Childhood stroke

Stroke can happen at any age.

Childhood stroke occurs in a child aged from one month to eighteen years old. Between 300 and 500 children will have a stroke each year in Australia.

What is a stroke?

A stroke is when blood can’t get to all parts of the brain.

Blood is carried through the body and the brain by blood vessels – the arteries and veins.

Blood carries oxygen and nutrients for the brain cells. If the blood supply stops, the brain cells start dying. If the blood supply does not return, the affected part of the brain will be injured.

How does stroke affect children?

The effects of stroke are different for every child.

A child’s brain controls everything they think, feel, say and do. How the stroke affects them depends on the area of their brain that was injured and how badly.

Recovery is usually most rapid in the weeks to months after the stroke, but recovery can continue for years. Starting rehabilitation early increases a child’s chances of a good recovery.

Stroke signs in babies and children

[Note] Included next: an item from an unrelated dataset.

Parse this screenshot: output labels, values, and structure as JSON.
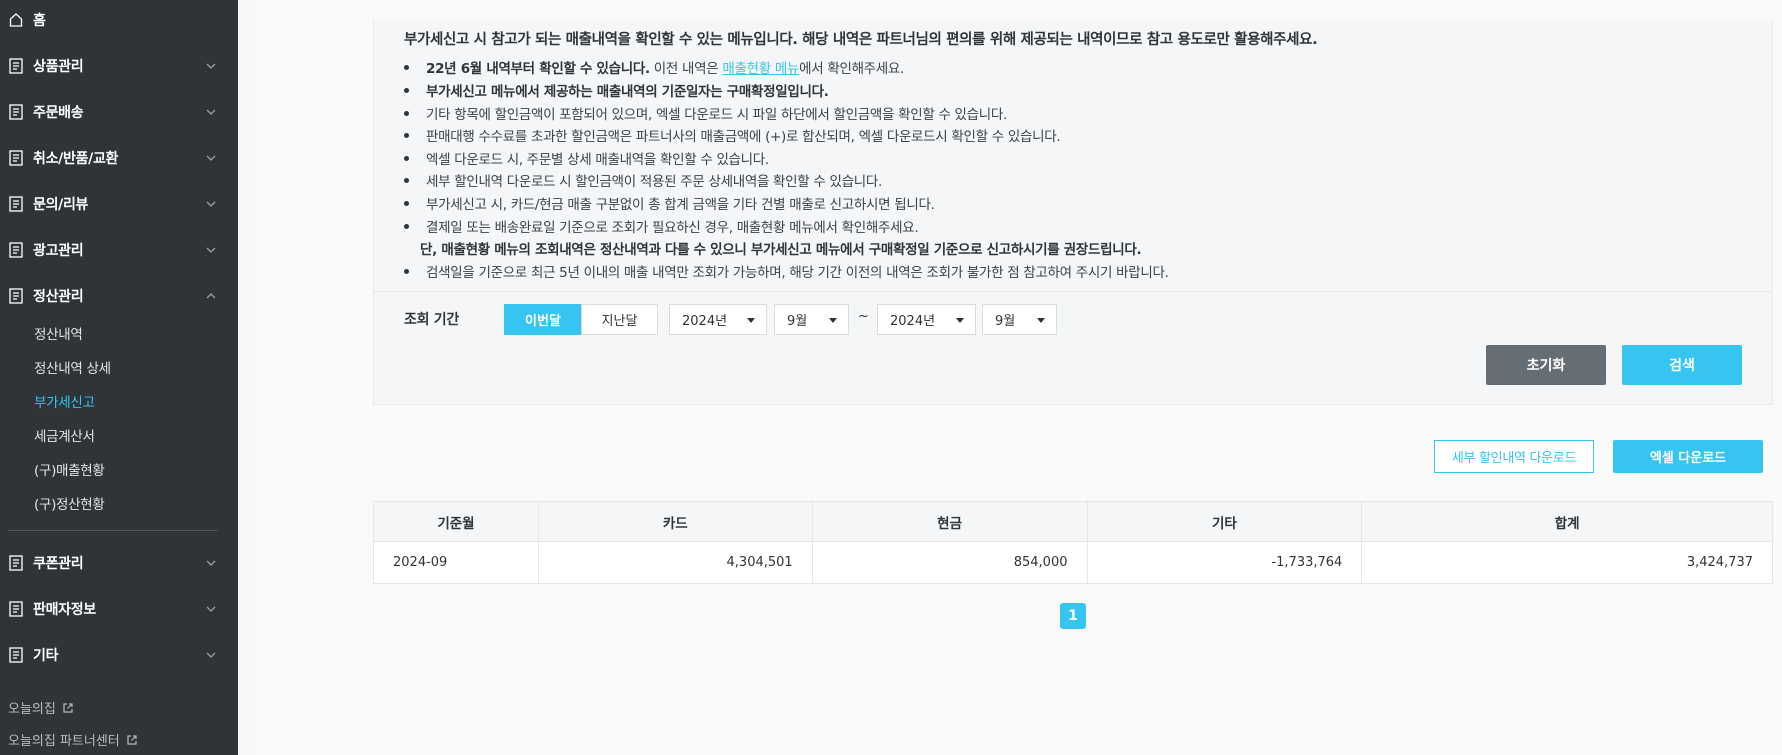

If you notice any of these signs, call triple zero (000) immediately.


  • Seizures 
  • Extreme sleepiness 

Toddlers, children and teenagers:

  • Weakness or numbness in the face, arm or leg, especially on one side. 
  • Difficulty talking, understanding, reading or writing. 
  • Trouble seeing or loss of vision. 
  • Dizziness, loss of balance or poor coordination. 
  • Severe or unusual headaches, nausea or vomiting. 
  • Difficulty swallowing, including drooling. 
  • Seizures with weakness that doesn’t improve. 
  • Changes in behaviour and difficulty concentrating. 
  • Stroke can sometimes cause children to collapse. 


More information and support

Childhood stroke stories